To native Montanans (disclaimer: I am one of them) Missoula is considered the uniquely liberal center of a majority red state—and the University of Montana is seen by most as the epicenter of culture in this college town. UM is known for its strength in liberal arts/humanity courses and its focus on the arts. But what makes it stand out is its more progressive stance on social issues. Most relevant here, UM is unique in Montana for its feminist community—the Women's Center on campus (amazing that it even exists in Montana) explicity boasts the f-word in its mission. While this might not seem groundbreaking to some, the acceptance and promotion of feminism in the most socially liberal city in the state means that Missoula is bit a different from the rest of Montana. Therefore, it would definitely not come to mind for me as the "Rape Capital of Montana," let alone the "Rape Capital of America."
When the U.S. Department of Justice came forward to announce its investigation of the more than 80 rapes that were reported in Missoula in the last three years, I don't think I was the only person who was surprised. But as the story unfolded with the allegations of gender discrimination by the Missoula Police Department, the lack of action by the Missoula County Attorney's office, and—saddest of all—the attempted cover-up and victim-blaming from the University of Montana, Missoula was shown to be far from the city that many Montana women's rights activists thought it was.
The real story regarding the UM's actions in the cover-up came this spring when the Missoulian (the city's newspaper) obtained emails from the University of Montana administrators under the Freedom of Information Act. The most condemning of these were from the school's VP Jim Foley who was in charge of the University PR surrounding these allegations:

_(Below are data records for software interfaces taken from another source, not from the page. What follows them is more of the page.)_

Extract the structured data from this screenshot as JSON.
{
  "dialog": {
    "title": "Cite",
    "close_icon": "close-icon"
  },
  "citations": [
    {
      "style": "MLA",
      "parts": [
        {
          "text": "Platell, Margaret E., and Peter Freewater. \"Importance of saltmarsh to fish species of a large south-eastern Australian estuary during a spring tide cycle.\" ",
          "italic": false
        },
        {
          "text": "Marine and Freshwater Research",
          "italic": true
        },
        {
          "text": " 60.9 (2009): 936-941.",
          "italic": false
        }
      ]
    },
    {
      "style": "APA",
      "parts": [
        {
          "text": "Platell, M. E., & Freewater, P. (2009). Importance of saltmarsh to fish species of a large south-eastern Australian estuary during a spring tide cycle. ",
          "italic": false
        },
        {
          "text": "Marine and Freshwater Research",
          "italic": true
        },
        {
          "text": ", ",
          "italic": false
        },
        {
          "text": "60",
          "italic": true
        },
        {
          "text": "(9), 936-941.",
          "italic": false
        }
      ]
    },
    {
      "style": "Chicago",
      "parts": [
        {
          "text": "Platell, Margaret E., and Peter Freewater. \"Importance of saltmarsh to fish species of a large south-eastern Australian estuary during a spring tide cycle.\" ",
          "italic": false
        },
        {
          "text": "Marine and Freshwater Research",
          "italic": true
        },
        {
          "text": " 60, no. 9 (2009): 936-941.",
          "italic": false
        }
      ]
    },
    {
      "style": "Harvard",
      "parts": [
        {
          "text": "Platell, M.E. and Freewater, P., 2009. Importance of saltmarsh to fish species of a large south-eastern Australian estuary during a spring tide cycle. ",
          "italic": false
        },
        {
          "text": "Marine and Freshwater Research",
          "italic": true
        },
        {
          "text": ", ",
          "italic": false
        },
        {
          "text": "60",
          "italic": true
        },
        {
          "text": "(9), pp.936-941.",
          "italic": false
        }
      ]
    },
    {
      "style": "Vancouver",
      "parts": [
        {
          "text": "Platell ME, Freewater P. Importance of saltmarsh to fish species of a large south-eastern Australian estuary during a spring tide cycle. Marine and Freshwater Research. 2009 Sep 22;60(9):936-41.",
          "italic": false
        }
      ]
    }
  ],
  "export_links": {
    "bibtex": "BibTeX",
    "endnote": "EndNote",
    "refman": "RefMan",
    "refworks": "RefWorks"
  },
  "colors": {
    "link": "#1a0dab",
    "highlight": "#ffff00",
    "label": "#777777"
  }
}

- In his email exchanges, Foley wrote that the term "gang rape" (being used to describe the alleged sexual assault by several UM football players of two female students) should be changed to "date rape" instead in any UM official documents—implying that "date rape" would work out better for the UM in the media than the term "gang rape."
- When a Missoula police officer who had originally contacted the University as a private citizen from a personal account asking "stop this spiraling PR mess and take action instead of trying to defend your actions," Foley ignored it and furthered his douchery by demanding an apology from the officer.
- An email was found that showed Foley delayed the release of the UM's final report on the sexual allegations because he feared it would look bad if they were released on the same day as news that a restraining order had been filed against the UM football team's quarterback for rape allegations.
- The biggest act of douchebaggery was when Foley tried punish a victim for coming forward with her story. When a student went public about her rape by a fellow student, Foley sent an email to Charles Couture, the then Dean of Students, asking, "Is it not a violation of the student code of conduct for the woman to be publicly talking about the process and providing details about the conclusion?"
Jim Foley more than earns a Douchebag Decree for his actions surrounding the sexual allegations in Missoula. Instead of taking these terribly sad circumstances as an opportunity to stand with survivors and hold those responsible accountable, he furthered the injustice.
While Missoula might be doing some things right by being socially progressive on certain issues, the reality is that it is not immune to the rape culture we live in. What happened in Missoula and the UM—especially the actions of Jim Foley—is intolerable, but I wouldn't be too quick to say that what's happening there that isn't happening everywhere. The fact that this information did come to light and that people are holding others accountable does say something about Missoula that doesn't fit with the "Rape Capital" claims—not all of Missoula is complicit about these actions, and the badass reporting from Missoulian demonstrates that. Most critically, the brave survivors who came forward to report the injustices done to them haven spoken out and are taking a stand that what happened will not be tolerated. Although it's not always safe and prudent for survivors to come forward, these survivors did come forward to show that many people in Missoula do think that rape is unjust. While rape might be a problem in Missoula, it is a problem EVERYWHERE and we should all be willing to call out anyone who is complicit in the tolerance of sexual assault—both perpetrators and those who revictimize and blame survivors. This means you, Jim Foley. Douchebag.